In conclusion, we look forward to timely, concrete and peaceful actions to resolve the conflicts in Georgia. We welcome Georgia’s efforts to conduct elections in line with democratic commitments and call on the country to address shortcomings and recommendations. We also value Georgia’s engagement with the OSCE, and we hope that your appearance here today will help to further those relations.
Thank you, Mr. Chairman.
Ambassador Baer Response to the Report by the Representative to the Latvian-Russian Joint Commission on Military Pensioners
We welcome the return of Lieutenant Colonel Napiontek to the Permanent Council and thank him for his report.

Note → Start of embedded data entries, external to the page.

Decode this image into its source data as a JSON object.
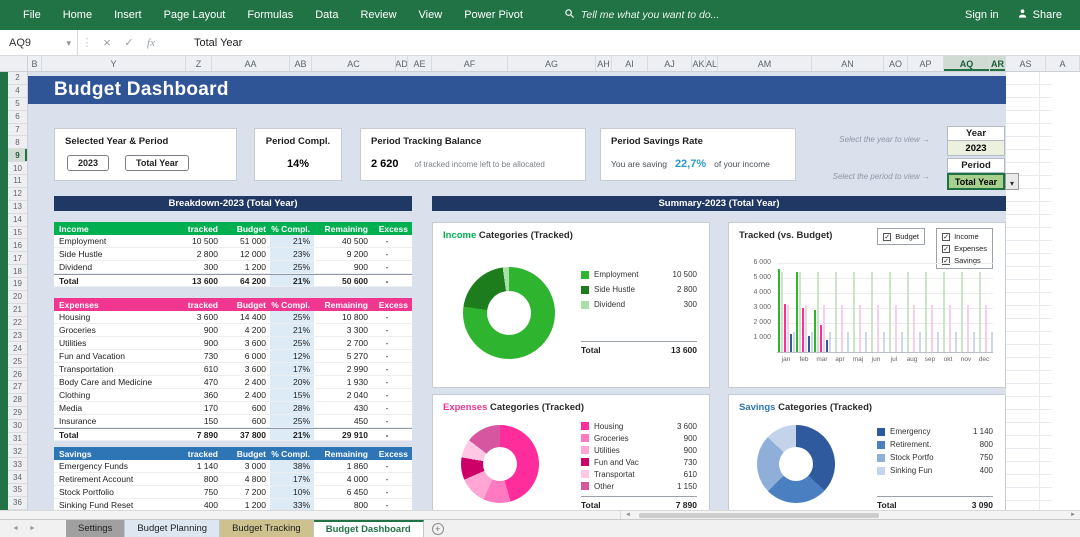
{
  "ribbon": {
    "tabs": [
      "File",
      "Home",
      "Insert",
      "Page Layout",
      "Formulas",
      "Data",
      "Review",
      "View",
      "Power Pivot"
    ],
    "search_placeholder": "Tell me what you want to do...",
    "sign_in_label": "Sign in",
    "share_label": "Share"
  },
  "formula_bar": {
    "cell_reference": "AQ9",
    "formula_value": "Total Year"
  },
  "grid": {
    "column_headers": [
      "B",
      "Y",
      "Z",
      "AA",
      "AB",
      "AC",
      "AD",
      "AE",
      "AF",
      "AG",
      "AH",
      "AI",
      "AJ",
      "AK",
      "AL",
      "AM",
      "AN",
      "AO",
      "AP",
      "AQ",
      "AR",
      "AS",
      "A"
    ],
    "selected_columns": [
      "AQ",
      "AR"
    ],
    "row_headers": [
      "2",
      "4",
      "5",
      "6",
      "7",
      "8",
      "9",
      "10",
      "11",
      "12",
      "13",
      "14",
      "15",
      "16",
      "17",
      "18",
      "19",
      "20",
      "21",
      "22",
      "23",
      "24",
      "25",
      "26",
      "27",
      "28",
      "29",
      "30",
      "31",
      "32",
      "33",
      "34",
      "35",
      "36"
    ],
    "selected_row": "9"
  },
  "dashboard": {
    "title": "Budget Dashboard",
    "cards": {
      "year_period": {
        "title": "Selected Year & Period",
        "year": "2023",
        "period": "Total Year"
      },
      "period_compl": {
        "title": "Period Compl.",
        "value": "14%"
      },
      "tracking_balance": {
        "title": "Period Tracking Balance",
        "value": "2 620",
        "caption": "of tracked income left to be allocated"
      },
      "savings_rate": {
        "title": "Period Savings Rate",
        "prefix": "You are saving",
        "value": "22,7%",
        "suffix": "of your income"
      }
    },
    "selectors": {
      "year_hint": "Select the year to view →",
      "period_hint": "Select the period to view →",
      "year_label": "Year",
      "year_value": "2023",
      "period_label": "Period",
      "period_value": "Total Year"
    },
    "breakdown": {
      "title": "Breakdown-2023 (Total Year)",
      "columns": [
        "tracked",
        "Budget",
        "% Compl.",
        "Remaining",
        "Excess"
      ],
      "sections": [
        {
          "name": "Income",
          "color": "#00B050",
          "rows": [
            [
              "Employment",
              "10 500",
              "51 000",
              "21%",
              "40 500",
              "-"
            ],
            [
              "Side Hustle",
              "2 800",
              "12 000",
              "23%",
              "9 200",
              "-"
            ],
            [
              "Dividend",
              "300",
              "1 200",
              "25%",
              "900",
              "-"
            ]
          ],
          "total": [
            "Total",
            "13 600",
            "64 200",
            "21%",
            "50 600",
            "-"
          ]
        },
        {
          "name": "Expenses",
          "color": "#F0368F",
          "rows": [
            [
              "Housing",
              "3 600",
              "14 400",
              "25%",
              "10 800",
              "-"
            ],
            [
              "Groceries",
              "900",
              "4 200",
              "21%",
              "3 300",
              "-"
            ],
            [
              "Utilities",
              "900",
              "3 600",
              "25%",
              "2 700",
              "-"
            ],
            [
              "Fun and Vacation",
              "730",
              "6 000",
              "12%",
              "5 270",
              "-"
            ],
            [
              "Transportation",
              "610",
              "3 600",
              "17%",
              "2 990",
              "-"
            ],
            [
              "Body Care and Medicine",
              "470",
              "2 400",
              "20%",
              "1 930",
              "-"
            ],
            [
              "Clothing",
              "360",
              "2 400",
              "15%",
              "2 040",
              "-"
            ],
            [
              "Media",
              "170",
              "600",
              "28%",
              "430",
              "-"
            ],
            [
              "Insurance",
              "150",
              "600",
              "25%",
              "450",
              "-"
            ]
          ],
          "total": [
            "Total",
            "7 890",
            "37 800",
            "21%",
            "29 910",
            "-"
          ]
        },
        {
          "name": "Savings",
          "color": "#2E75B6",
          "rows": [
            [
              "Emergency Funds",
              "1 140",
              "3 000",
              "38%",
              "1 860",
              "-"
            ],
            [
              "Retirement Account",
              "800",
              "4 800",
              "17%",
              "4 000",
              "-"
            ],
            [
              "Stock Portfolio",
              "750",
              "7 200",
              "10%",
              "6 450",
              "-"
            ],
            [
              "Sinking Fund Reset",
              "400",
              "1 200",
              "33%",
              "800",
              "-"
            ]
          ],
          "total": null
        }
      ]
    },
    "summary_title": "Summary-2023 (Total Year)"
  },
  "chart_data": [
    {
      "type": "pie",
      "title_accent": "Income",
      "accent_color": "#00B050",
      "title_rest": " Categories (Tracked)",
      "labels": [
        "Employment",
        "Side Hustle",
        "Dividend"
      ],
      "values": [
        10500,
        2800,
        300
      ],
      "display_values": [
        "10 500",
        "2 800",
        "300"
      ],
      "colors": [
        "#2fb42f",
        "#1d7d1d",
        "#a8e0a8"
      ],
      "total_label": "Total",
      "total": "13 600",
      "legend_position": "right"
    },
    {
      "type": "bar",
      "title": "Tracked (vs. Budget)",
      "legend": [
        "Budget",
        "Income",
        "Expenses",
        "Savings"
      ],
      "x": [
        "jan",
        "feb",
        "mar",
        "apr",
        "maj",
        "jun",
        "jul",
        "aug",
        "sep",
        "okt",
        "nov",
        "dec"
      ],
      "ylim": [
        0,
        6000
      ],
      "yticks": [
        "6 000",
        "5 000",
        "4 000",
        "3 000",
        "2 000",
        "1 000"
      ],
      "grid": true,
      "series": [
        {
          "name": "Income (tracked)",
          "color": "#2fb42f",
          "values": [
            5500,
            5300,
            2800,
            0,
            0,
            0,
            0,
            0,
            0,
            0,
            0,
            0
          ]
        },
        {
          "name": "Income (budget)",
          "color": "#c9e7c4",
          "values": [
            5350,
            5350,
            5350,
            5350,
            5350,
            5350,
            5350,
            5350,
            5350,
            5350,
            5350,
            5350
          ]
        },
        {
          "name": "Expenses (tracked)",
          "color": "#ff2d9b",
          "values": [
            3200,
            2900,
            1790,
            0,
            0,
            0,
            0,
            0,
            0,
            0,
            0,
            0
          ]
        },
        {
          "name": "Expenses (budget)",
          "color": "#f9cfe6",
          "values": [
            3150,
            3150,
            3150,
            3150,
            3150,
            3150,
            3150,
            3150,
            3150,
            3150,
            3150,
            3150
          ]
        },
        {
          "name": "Savings (tracked)",
          "color": "#2f5b9e",
          "values": [
            1200,
            1090,
            800,
            0,
            0,
            0,
            0,
            0,
            0,
            0,
            0,
            0
          ]
        },
        {
          "name": "Savings (budget)",
          "color": "#ccd9ec",
          "values": [
            1350,
            1350,
            1350,
            1350,
            1350,
            1350,
            1350,
            1350,
            1350,
            1350,
            1350,
            1350
          ]
        }
      ]
    },
    {
      "type": "pie",
      "title_accent": "Expenses",
      "accent_color": "#F0368F",
      "title_rest": " Categories (Tracked)",
      "labels": [
        "Housing",
        "Groceries",
        "Utilities",
        "Fun and Vac",
        "Transportat",
        "Other"
      ],
      "values": [
        3600,
        900,
        900,
        730,
        610,
        1150
      ],
      "display_values": [
        "3 600",
        "900",
        "900",
        "730",
        "610",
        "1 150"
      ],
      "colors": [
        "#ff2d9b",
        "#ff79c1",
        "#ffa6d5",
        "#cc0066",
        "#ffc9e5",
        "#d6569f"
      ],
      "total_label": "Total",
      "total": "7 890",
      "legend_position": "right"
    },
    {
      "type": "pie",
      "title_accent": "Savings",
      "accent_color": "#2E75B6",
      "title_rest": " Categories (Tracked)",
      "labels": [
        "Emergency",
        "Retirement.",
        "Stock Portfo",
        "Sinking Fun"
      ],
      "values": [
        1140,
        800,
        750,
        400
      ],
      "display_values": [
        "1 140",
        "800",
        "750",
        "400"
      ],
      "colors": [
        "#2f5b9e",
        "#4a7fc1",
        "#8fafd9",
        "#c3d4ea"
      ],
      "total_label": "Total",
      "total": "3 090",
      "legend_position": "right"
    }
  ],
  "sheet_tabs": [
    {
      "label": "Settings",
      "color": "#a0a0a0",
      "text_color": "#1f1f1f",
      "active": false
    },
    {
      "label": "Budget Planning",
      "color": "#dde7f2",
      "text_color": "#1f1f1f",
      "active": false
    },
    {
      "label": "Budget Tracking",
      "color": "#cdc28e",
      "text_color": "#1f1f1f",
      "active": false
    },
    {
      "label": "Budget Dashboard",
      "color": "#ffffff",
      "text_color": "#217346",
      "active": true
    }
  ],
  "icons": {
    "search-icon": "magnifier",
    "share-icon": "person",
    "namebox-caret-icon": "▾",
    "separator-dots-icon": "⋮",
    "cancel-icon": "×",
    "enter-icon": "✓",
    "fx-icon": "fx",
    "period-dropdown-icon": "▾",
    "checkbox-icon": "checked-box",
    "new-sheet-icon": "+",
    "scroll-left-icon": "◄",
    "scroll-right-icon": "►"
  },
  "colors": {
    "ribbon_green": "#217346",
    "title_blue": "#2F5597",
    "band_navy": "#1F3864",
    "income_green": "#00B050",
    "expenses_pink": "#F0368F",
    "savings_blue": "#2E75B6",
    "savings_rate_teal": "#2E9BC6"
  }
}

The United States considers good relations between neighbors a vital indication that our shared objective of cooperative and indivisible security is being realized. Although Lieutenant Colonel Napiontek’s report shows that Latvia and the Russian Federation are continuing their cooperation, certain obstacles still remain.
We urge both parties to continue their productive collaboration on the issue of military pensioners, to enhance efforts to resolve their disagreements pertaining to the 1994 agreement, and to update the agreement on medical care expenses so that actual costs are reflected.
While the OSCE will remain supportive of the Joint Commission’s onward efforts, we would like the two parties to eventually reach a point where active OSCE engagement is no longer required.
Thank you, Madam Chairperson.